Militarizing the Police Makes Things Worse

In the meantime, we can expect things to continue apace. Even before the revelations of Chicago’s alleged “black site” at Homan Square, there was evidence that the Chicago Police Department was a corrupt and amoral organization: thievery, intimidation of whistleblowers and threats of violence appear to be the norm in the department (as reported by a police officer at Homan Square, no less). Many Illinois police forces, like police across the country, have benefitted from the LESO military equipment program and have received numerous military-grade weapons and vehicles—presumably to deal with the ruthless terrorist cells one finds in towns like Carbondale and Mechanicsburg.

Where an illegal and brutal government action would be soundly rebuked by the Right if done by the ATF, many of the same people are indifferent or even supportive of the same thing when done by a cop from a nearby police station.
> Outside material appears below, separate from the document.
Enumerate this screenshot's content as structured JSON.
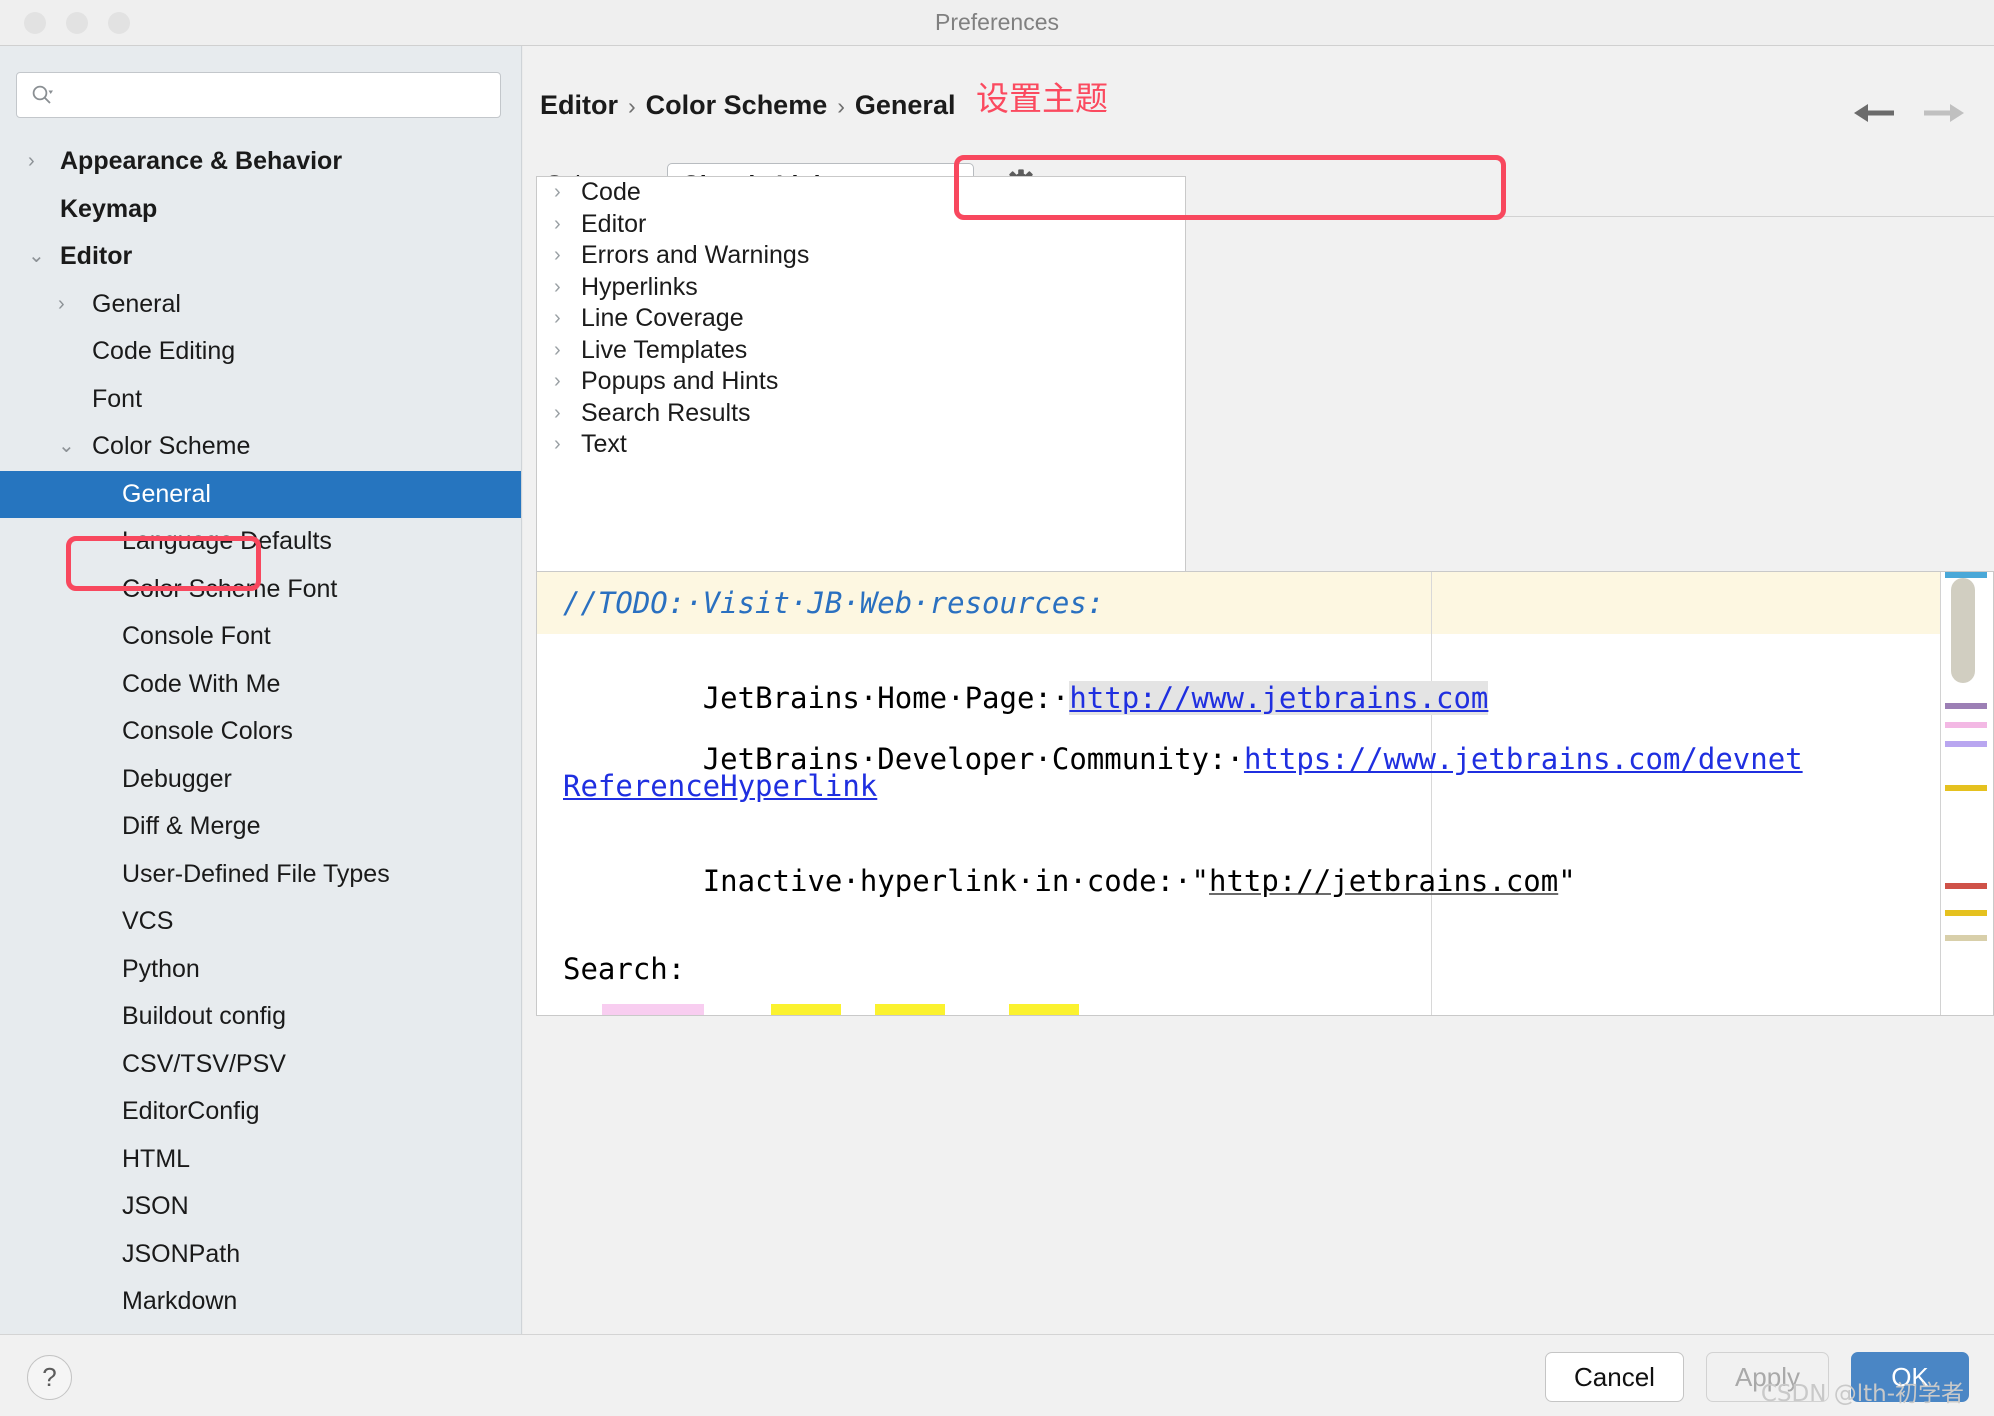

The militarized armament alongside the corruption and black ops is not an accident or a coincidence. When police officers disdain and abuse peoples’ basic liberties, they will ultimately become afraid and wary of the people themselves. There is exactly no real reason for the sheriff’s department of Kankakee, Illinois to possess a Mine-Resistant Ambush-Protected vehicle. The county lists exactly one line-of-duty death, all the way back in 1986. Nevertheless, the county apparently feels the need to prepare for both mines and ambushes. What does that say about county leaders’ feelings towards their constituents?
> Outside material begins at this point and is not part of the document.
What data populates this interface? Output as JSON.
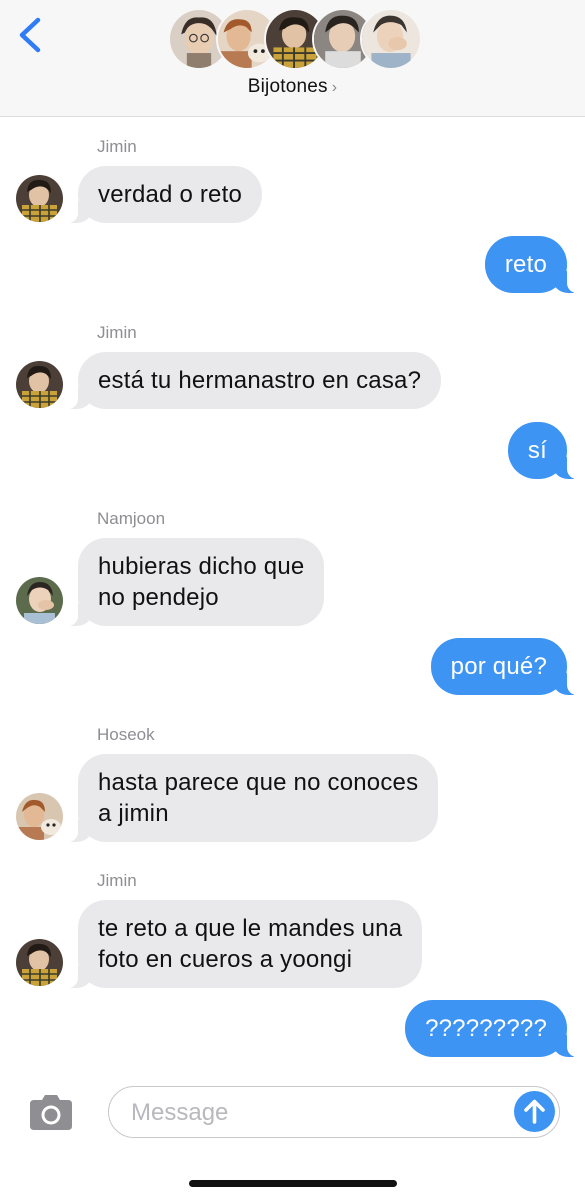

There is a sad tendency among my fellow conservatives and libertarians to give an enormous amount of deference to local police forces: where an illegal and brutal government action would be soundly rebuked by the Right if done by the Bureau of Alcohol, Tobacco, Firearms, and Explosives, many of the same people are indifferent or even supportive of the same thing when done by a cop from a nearby police station.

“We need to support our police officers,” they claim. “They are heroes who do thankless work without which we’d all be in danger.” Assuredly this is true in many cases, and our gratitude should go to the brave men and women who keep us free from harm each day and in an unglamorous way. Yet cops are not saints. Some of them are incompetent, vicious, unfit to hold a badge, and deserving of great moral censure, if not legal consequences. Learning to tell the difference between good cops and violent and corrupt cops is vital if we are to remain a free society and a free people. We either make the distinction, or we end up like Chicago—a dismal thing to contemplate, even by banana republic standards.
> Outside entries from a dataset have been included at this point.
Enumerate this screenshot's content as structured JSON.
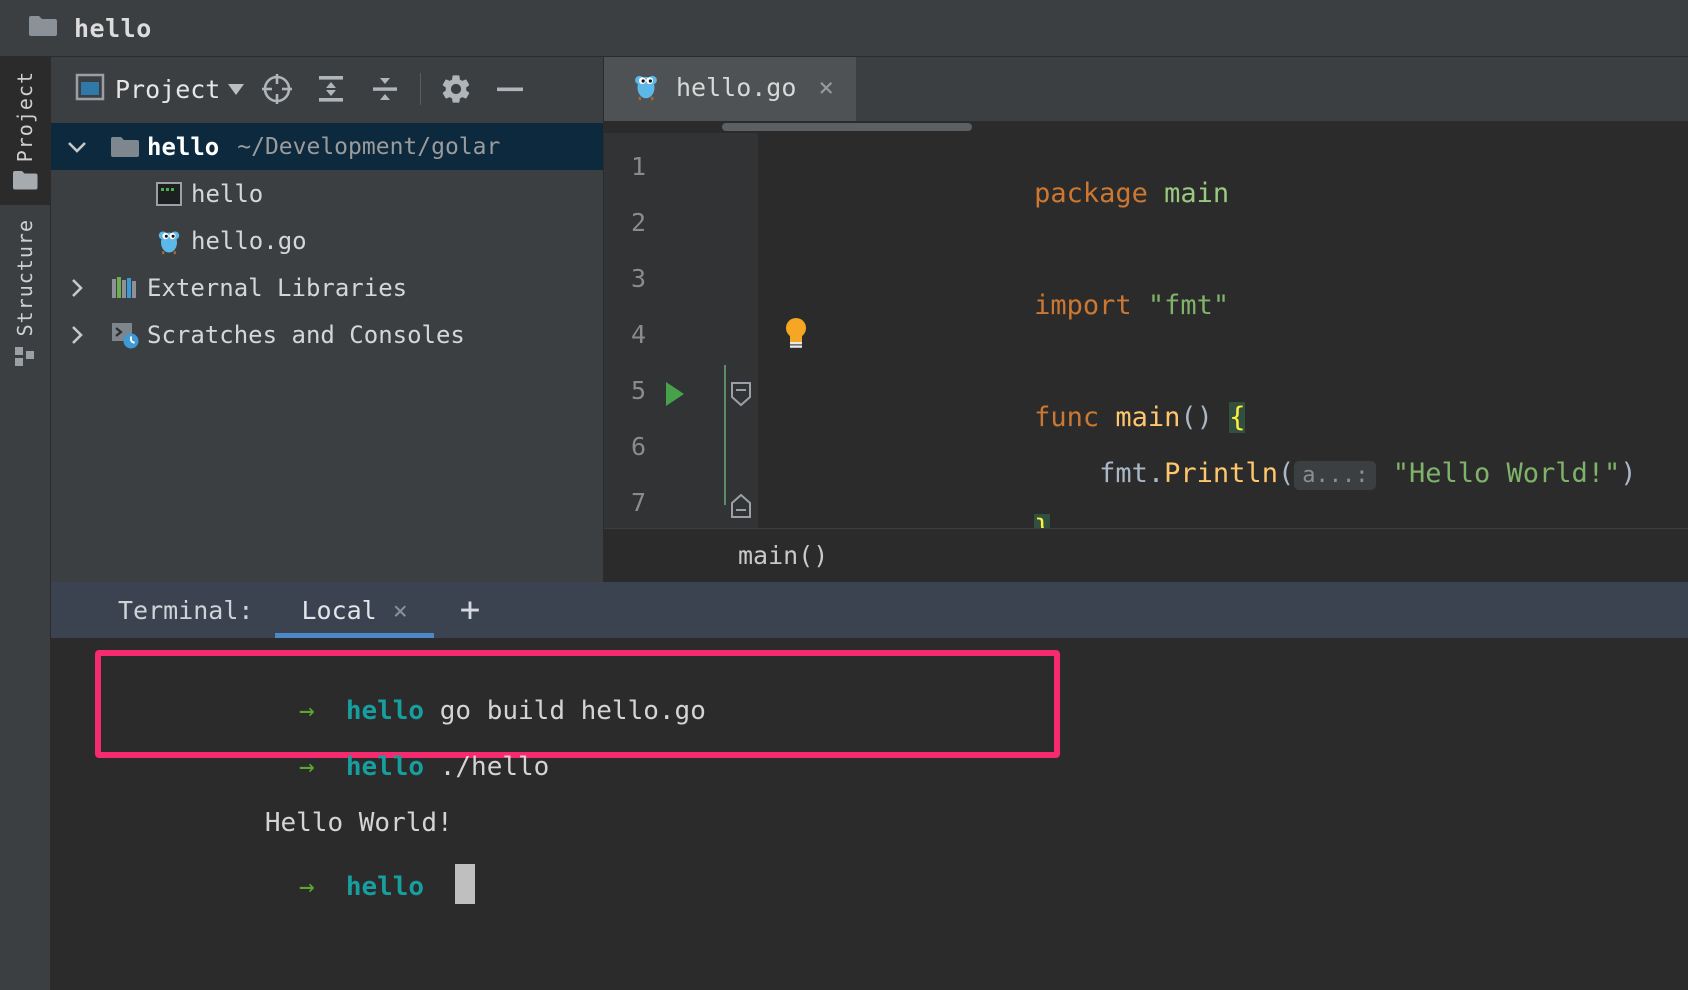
{
  "window": {
    "title": "hello",
    "folder_icon": "folder-icon"
  },
  "tool_stripe": {
    "items": [
      {
        "label": "Project",
        "icon": "folder-icon",
        "active": true
      },
      {
        "label": "Structure",
        "icon": "structure-grid-icon",
        "active": false
      }
    ]
  },
  "project_panel": {
    "toolbar": {
      "view_selector": "Project",
      "caret": "chevron-down-icon",
      "buttons": [
        {
          "name": "select-opened-file-icon",
          "tooltip": "Select Opened File"
        },
        {
          "name": "expand-all-icon",
          "tooltip": "Expand All"
        },
        {
          "name": "collapse-all-icon",
          "tooltip": "Collapse All"
        },
        {
          "name": "gear-icon",
          "tooltip": "Settings"
        },
        {
          "name": "hide-icon",
          "tooltip": "Hide"
        }
      ]
    },
    "tree": [
      {
        "label": "hello",
        "path": "~/Development/golar",
        "icon": "folder-icon",
        "expanded": true,
        "selected": true,
        "twisty": "chevron-down-icon",
        "bold": true,
        "indent": 0
      },
      {
        "label": "hello",
        "path": "",
        "icon": "binary-file-icon",
        "expanded": false,
        "selected": false,
        "twisty": "",
        "bold": false,
        "indent": 2
      },
      {
        "label": "hello.go",
        "path": "",
        "icon": "go-file-icon",
        "expanded": false,
        "selected": false,
        "twisty": "",
        "bold": false,
        "indent": 2
      },
      {
        "label": "External Libraries",
        "path": "",
        "icon": "libraries-icon",
        "expanded": false,
        "selected": false,
        "twisty": "chevron-right-icon",
        "bold": false,
        "indent": 0
      },
      {
        "label": "Scratches and Consoles",
        "path": "",
        "icon": "scratches-console-icon",
        "expanded": false,
        "selected": false,
        "twisty": "chevron-right-icon",
        "bold": false,
        "indent": 0
      }
    ]
  },
  "editor": {
    "tabs": [
      {
        "label": "hello.go",
        "icon": "go-file-icon",
        "close": "×",
        "active": true
      }
    ],
    "lines": [
      {
        "number": "1",
        "segments": [
          {
            "t": "package ",
            "c": "kw"
          },
          {
            "t": "main",
            "c": "pkg"
          }
        ]
      },
      {
        "number": "2",
        "segments": []
      },
      {
        "number": "3",
        "segments": [
          {
            "t": "import ",
            "c": "kw"
          },
          {
            "t": "\"fmt\"",
            "c": "str"
          }
        ]
      },
      {
        "number": "4",
        "segments": []
      },
      {
        "number": "5",
        "segments": [
          {
            "t": "func ",
            "c": "kw"
          },
          {
            "t": "main",
            "c": "fn"
          },
          {
            "t": "()",
            "c": "paren"
          },
          {
            "t": " ",
            "c": "ident"
          },
          {
            "t": "{",
            "c": "brace-y brace-hl"
          }
        ]
      },
      {
        "number": "6",
        "segments": [
          {
            "t": "    fmt",
            "c": "ident"
          },
          {
            "t": ".",
            "c": "ident"
          },
          {
            "t": "Println",
            "c": "fn"
          },
          {
            "t": "(",
            "c": "paren"
          },
          {
            "t": "a...:",
            "c": "hint"
          },
          {
            "t": " \"Hello World!\"",
            "c": "str"
          },
          {
            "t": ")",
            "c": "paren"
          }
        ]
      },
      {
        "number": "7",
        "segments": [
          {
            "t": "}",
            "c": "brace-y brace-hl"
          }
        ]
      }
    ],
    "gutter": {
      "run_marker_line": "5",
      "run_marker_icon": "run-triangle-icon",
      "fold_open_line": "5",
      "fold_close_line": "7"
    },
    "intention_bulb": {
      "icon": "lightbulb-icon",
      "line": "4"
    },
    "breadcrumb": "main()"
  },
  "terminal": {
    "title": "Terminal:",
    "tabs": [
      {
        "label": "Local",
        "close": "×",
        "active": true
      }
    ],
    "add_button": "+",
    "lines": [
      {
        "prompt": "→",
        "cwd": "hello",
        "text": " go build hello.go",
        "output": false
      },
      {
        "prompt": "→",
        "cwd": "hello",
        "text": " ./hello",
        "output": false
      },
      {
        "prompt": "",
        "cwd": "",
        "text": "Hello World!",
        "output": true
      },
      {
        "prompt": "→",
        "cwd": "hello",
        "text": "",
        "output": false,
        "cursor": true
      }
    ],
    "highlight": {
      "color": "#f62a6f",
      "covers_lines": [
        0,
        1
      ]
    }
  },
  "colors": {
    "accent_pink": "#f62a6f",
    "prompt_green": "#5aa832",
    "cwd_teal": "#179e9e",
    "keyword_orange": "#cc7832",
    "string_green": "#7fb36a",
    "function_yellow": "#ffc66d",
    "tab_underline_blue": "#4a88c7",
    "selection_navy": "#0d293e"
  }
}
Daniel Payne is an assistant editor for The College Fix, the news magazine of the Student Free Press Association. Daniel's work has appeared in outlets such as National Review Online, Reason, Front Porch Republic, and elsewhere. His personal blog can be found at Trial of the Century. He lives in Virginia.

Copyright © 2019 The Federalist, a wholly independent division of FDRLST Media, All Rights Reserved.